Collected data entries:
━━━
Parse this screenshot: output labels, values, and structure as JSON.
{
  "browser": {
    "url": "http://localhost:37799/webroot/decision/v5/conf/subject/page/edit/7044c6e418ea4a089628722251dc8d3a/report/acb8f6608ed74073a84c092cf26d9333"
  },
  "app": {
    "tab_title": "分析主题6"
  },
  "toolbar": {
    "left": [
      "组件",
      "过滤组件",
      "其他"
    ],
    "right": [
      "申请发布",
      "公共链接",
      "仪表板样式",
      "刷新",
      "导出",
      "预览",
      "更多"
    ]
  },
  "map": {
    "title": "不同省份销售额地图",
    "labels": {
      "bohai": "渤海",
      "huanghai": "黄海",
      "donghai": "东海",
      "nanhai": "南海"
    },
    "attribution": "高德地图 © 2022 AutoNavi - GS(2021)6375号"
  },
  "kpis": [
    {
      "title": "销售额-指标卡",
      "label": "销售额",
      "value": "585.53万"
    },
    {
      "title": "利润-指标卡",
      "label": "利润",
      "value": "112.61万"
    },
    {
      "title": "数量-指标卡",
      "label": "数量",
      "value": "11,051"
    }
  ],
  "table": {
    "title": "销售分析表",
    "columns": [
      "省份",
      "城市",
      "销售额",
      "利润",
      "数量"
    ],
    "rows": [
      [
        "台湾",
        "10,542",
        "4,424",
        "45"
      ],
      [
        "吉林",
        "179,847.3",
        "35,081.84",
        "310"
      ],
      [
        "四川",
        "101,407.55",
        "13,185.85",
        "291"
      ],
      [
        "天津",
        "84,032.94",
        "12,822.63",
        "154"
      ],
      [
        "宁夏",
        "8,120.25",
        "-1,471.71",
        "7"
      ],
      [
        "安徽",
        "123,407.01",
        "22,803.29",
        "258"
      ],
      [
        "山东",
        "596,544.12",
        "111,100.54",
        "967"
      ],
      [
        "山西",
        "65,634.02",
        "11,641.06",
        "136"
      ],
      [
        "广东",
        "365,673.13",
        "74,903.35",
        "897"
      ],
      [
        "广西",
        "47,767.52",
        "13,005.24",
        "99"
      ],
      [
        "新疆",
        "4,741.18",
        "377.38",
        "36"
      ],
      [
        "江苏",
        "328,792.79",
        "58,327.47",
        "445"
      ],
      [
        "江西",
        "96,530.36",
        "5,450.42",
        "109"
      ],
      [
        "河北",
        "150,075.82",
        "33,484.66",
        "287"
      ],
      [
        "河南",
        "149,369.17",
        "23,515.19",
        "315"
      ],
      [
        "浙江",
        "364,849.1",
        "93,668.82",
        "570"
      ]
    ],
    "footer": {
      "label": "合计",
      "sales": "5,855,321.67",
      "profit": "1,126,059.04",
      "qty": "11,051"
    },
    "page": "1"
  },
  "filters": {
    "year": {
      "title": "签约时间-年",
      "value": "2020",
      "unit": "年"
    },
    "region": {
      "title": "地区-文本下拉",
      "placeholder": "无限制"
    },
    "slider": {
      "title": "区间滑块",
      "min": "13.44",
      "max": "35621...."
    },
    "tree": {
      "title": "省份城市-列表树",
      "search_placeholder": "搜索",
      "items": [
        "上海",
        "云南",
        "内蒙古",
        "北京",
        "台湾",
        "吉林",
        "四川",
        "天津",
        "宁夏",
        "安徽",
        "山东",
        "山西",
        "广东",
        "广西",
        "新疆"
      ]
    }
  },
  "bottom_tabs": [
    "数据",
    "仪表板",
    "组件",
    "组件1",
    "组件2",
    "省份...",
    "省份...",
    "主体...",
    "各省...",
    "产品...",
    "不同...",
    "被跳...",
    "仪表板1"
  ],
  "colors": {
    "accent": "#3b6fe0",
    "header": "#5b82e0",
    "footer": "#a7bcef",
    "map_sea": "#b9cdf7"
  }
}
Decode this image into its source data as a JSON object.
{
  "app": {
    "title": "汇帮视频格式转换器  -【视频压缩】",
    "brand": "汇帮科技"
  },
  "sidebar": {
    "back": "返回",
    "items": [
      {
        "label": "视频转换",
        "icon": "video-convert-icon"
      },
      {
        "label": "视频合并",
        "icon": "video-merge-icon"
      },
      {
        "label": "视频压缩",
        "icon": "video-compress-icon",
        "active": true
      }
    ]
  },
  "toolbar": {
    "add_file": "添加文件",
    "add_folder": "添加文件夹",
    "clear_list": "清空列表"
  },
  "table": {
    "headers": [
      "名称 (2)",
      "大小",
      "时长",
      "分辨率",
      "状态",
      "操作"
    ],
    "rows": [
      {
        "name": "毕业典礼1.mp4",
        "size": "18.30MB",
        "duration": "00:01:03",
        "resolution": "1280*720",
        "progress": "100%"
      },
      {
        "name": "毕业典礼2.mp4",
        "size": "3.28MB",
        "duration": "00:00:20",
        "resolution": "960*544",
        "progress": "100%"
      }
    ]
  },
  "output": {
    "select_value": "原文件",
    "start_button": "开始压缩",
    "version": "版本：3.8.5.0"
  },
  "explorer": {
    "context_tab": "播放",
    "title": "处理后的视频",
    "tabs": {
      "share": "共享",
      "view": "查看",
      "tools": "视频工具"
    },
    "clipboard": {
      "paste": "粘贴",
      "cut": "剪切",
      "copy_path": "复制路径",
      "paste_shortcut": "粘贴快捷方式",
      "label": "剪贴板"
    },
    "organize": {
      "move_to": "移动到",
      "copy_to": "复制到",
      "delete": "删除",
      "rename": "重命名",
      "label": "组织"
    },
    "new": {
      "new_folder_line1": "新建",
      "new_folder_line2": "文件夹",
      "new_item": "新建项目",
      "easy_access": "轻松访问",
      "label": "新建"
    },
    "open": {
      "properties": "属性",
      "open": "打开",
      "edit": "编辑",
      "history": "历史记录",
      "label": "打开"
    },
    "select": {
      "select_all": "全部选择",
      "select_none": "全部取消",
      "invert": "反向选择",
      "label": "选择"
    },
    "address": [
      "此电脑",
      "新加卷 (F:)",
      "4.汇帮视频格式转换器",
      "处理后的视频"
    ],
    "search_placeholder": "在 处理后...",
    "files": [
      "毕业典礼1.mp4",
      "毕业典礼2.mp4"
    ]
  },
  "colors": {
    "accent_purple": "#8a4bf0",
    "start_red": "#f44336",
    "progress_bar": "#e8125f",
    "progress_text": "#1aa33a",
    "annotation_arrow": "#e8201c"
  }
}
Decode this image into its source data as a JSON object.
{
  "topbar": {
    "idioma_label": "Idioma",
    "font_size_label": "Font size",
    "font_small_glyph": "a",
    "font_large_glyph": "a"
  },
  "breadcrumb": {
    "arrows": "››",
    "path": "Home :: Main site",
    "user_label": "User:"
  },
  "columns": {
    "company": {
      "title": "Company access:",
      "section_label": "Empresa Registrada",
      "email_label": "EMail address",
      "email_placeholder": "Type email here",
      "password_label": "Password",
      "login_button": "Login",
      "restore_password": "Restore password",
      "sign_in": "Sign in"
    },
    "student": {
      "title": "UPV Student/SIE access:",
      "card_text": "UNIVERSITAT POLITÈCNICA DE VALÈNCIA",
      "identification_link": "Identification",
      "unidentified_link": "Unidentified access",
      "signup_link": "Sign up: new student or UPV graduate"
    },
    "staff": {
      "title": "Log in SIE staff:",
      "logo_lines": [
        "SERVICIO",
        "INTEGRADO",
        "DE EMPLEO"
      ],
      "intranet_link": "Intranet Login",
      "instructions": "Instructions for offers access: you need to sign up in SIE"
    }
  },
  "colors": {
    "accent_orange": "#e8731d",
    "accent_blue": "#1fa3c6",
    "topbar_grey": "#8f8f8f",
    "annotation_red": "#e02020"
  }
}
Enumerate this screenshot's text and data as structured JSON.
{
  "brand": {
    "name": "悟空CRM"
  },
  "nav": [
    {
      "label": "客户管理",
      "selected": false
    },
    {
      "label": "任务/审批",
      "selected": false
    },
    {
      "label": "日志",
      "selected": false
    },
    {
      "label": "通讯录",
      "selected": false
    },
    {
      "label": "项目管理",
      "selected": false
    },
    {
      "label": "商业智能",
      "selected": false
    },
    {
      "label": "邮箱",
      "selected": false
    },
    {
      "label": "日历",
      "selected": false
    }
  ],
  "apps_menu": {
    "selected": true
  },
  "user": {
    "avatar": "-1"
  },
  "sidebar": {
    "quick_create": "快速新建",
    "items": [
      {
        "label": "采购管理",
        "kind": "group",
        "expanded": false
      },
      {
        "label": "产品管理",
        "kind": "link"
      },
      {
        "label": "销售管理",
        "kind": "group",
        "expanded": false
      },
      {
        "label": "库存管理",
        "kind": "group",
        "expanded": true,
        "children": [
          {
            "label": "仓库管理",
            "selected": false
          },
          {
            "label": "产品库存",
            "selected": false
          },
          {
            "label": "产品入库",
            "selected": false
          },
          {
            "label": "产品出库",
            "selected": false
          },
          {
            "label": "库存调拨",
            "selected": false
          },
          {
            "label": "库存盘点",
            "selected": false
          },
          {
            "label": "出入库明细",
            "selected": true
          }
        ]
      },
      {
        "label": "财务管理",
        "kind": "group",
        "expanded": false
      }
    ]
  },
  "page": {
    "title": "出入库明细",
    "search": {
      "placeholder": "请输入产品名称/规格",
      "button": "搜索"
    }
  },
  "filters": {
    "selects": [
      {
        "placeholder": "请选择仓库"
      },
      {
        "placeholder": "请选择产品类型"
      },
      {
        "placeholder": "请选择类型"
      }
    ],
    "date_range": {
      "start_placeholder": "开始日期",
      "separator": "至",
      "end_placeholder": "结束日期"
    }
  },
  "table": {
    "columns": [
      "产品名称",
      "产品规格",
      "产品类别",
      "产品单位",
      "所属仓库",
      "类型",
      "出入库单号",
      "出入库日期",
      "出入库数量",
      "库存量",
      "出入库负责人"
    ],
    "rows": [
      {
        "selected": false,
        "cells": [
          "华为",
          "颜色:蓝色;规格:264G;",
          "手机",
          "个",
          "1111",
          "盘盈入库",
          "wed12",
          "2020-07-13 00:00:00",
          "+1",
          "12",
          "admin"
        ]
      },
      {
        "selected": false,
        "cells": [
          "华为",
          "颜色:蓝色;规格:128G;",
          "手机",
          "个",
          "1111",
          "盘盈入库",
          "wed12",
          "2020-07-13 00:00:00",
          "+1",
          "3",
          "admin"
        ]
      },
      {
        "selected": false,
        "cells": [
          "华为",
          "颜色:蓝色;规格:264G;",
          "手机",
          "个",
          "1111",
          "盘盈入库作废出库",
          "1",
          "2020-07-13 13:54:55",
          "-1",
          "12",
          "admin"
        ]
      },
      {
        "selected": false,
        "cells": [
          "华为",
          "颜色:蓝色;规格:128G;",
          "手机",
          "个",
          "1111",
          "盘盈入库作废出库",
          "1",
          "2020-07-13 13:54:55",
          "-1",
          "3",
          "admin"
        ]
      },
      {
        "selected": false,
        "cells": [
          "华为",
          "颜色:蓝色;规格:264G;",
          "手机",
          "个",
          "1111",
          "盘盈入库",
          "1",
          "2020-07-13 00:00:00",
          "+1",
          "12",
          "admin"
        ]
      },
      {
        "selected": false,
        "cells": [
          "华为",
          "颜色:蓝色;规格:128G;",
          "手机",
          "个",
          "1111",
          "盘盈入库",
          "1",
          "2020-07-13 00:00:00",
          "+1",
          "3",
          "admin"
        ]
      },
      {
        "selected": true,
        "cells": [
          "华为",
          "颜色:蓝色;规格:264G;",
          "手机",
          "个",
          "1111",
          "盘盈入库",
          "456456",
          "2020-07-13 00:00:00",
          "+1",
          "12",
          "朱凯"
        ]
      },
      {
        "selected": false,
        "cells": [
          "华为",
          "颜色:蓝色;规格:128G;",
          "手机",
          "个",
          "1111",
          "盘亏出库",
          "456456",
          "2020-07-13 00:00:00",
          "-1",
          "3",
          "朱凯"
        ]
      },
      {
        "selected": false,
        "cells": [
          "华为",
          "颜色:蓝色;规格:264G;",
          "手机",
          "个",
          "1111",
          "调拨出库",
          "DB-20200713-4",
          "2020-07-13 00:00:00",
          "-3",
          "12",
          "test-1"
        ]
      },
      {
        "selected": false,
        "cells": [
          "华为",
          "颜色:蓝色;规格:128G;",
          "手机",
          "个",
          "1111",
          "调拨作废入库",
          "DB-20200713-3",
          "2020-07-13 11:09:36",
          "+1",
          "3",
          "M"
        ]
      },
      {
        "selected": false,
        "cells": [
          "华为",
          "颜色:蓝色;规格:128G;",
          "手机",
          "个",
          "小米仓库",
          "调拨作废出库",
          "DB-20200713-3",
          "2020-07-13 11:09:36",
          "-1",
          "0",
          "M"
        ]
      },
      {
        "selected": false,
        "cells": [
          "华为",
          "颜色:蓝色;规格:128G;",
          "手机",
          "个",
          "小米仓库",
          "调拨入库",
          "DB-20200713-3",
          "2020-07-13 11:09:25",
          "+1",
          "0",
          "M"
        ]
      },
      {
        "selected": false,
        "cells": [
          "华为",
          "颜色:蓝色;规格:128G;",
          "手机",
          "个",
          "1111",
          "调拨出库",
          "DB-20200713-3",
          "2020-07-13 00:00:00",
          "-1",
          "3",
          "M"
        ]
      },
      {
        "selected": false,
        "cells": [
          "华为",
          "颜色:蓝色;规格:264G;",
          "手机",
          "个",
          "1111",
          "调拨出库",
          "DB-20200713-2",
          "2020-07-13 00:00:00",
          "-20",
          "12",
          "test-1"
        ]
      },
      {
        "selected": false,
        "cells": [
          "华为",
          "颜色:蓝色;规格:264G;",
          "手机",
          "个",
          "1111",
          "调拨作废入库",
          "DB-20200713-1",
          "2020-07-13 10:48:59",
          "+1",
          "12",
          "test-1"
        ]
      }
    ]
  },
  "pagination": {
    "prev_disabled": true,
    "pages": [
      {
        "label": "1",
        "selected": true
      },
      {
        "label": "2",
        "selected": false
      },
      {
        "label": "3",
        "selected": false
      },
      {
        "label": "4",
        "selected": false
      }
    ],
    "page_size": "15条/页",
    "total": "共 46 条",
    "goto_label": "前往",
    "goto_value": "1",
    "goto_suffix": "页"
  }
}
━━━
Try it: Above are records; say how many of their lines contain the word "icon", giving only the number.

Exercise response: 3